Collection entries

- - - - - - -

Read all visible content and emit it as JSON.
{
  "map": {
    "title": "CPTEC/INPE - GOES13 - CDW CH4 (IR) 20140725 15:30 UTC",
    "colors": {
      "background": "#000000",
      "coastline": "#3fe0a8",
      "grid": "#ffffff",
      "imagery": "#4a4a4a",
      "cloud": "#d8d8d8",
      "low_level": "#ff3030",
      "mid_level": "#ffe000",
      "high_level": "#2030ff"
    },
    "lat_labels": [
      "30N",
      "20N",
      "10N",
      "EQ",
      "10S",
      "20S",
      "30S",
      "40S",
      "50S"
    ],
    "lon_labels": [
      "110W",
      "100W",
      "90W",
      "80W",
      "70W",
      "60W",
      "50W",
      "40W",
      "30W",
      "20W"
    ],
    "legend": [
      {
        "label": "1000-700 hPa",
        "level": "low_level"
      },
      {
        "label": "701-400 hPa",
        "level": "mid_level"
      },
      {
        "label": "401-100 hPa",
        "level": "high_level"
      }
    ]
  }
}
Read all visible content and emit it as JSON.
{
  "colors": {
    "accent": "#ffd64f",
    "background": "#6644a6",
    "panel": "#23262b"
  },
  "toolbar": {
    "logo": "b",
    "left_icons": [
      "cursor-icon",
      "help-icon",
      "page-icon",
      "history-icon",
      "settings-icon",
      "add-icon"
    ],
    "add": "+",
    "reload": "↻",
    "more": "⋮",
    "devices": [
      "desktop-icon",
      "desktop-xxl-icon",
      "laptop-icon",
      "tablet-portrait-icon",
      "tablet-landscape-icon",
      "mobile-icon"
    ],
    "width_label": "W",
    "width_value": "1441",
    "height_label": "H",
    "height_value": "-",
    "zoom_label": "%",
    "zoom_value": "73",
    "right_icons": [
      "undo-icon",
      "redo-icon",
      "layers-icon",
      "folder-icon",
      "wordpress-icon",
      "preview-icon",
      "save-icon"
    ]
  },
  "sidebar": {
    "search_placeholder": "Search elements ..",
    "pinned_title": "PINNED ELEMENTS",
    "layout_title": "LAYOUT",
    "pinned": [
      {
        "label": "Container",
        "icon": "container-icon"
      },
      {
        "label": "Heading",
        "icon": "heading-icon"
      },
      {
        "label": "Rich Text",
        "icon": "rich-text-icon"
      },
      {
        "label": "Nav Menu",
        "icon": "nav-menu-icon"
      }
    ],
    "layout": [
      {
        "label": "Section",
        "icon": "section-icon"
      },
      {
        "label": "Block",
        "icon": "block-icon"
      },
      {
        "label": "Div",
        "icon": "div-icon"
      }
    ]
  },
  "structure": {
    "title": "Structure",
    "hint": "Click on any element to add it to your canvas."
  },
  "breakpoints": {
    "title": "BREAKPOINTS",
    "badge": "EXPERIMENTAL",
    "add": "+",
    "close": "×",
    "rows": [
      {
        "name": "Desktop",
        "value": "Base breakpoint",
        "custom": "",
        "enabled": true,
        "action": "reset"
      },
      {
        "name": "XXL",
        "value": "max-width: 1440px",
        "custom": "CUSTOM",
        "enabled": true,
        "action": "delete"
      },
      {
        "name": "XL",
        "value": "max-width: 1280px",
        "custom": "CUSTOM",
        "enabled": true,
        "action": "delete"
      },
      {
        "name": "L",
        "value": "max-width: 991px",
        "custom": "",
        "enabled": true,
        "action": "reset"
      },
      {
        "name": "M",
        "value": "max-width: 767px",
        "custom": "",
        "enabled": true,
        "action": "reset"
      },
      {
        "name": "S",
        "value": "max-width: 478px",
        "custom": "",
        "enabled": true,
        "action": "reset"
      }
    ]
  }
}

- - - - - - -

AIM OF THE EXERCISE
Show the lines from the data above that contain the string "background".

ANSWER FOR THE TASK
      "background": "#000000",
    "background": "#6644a6",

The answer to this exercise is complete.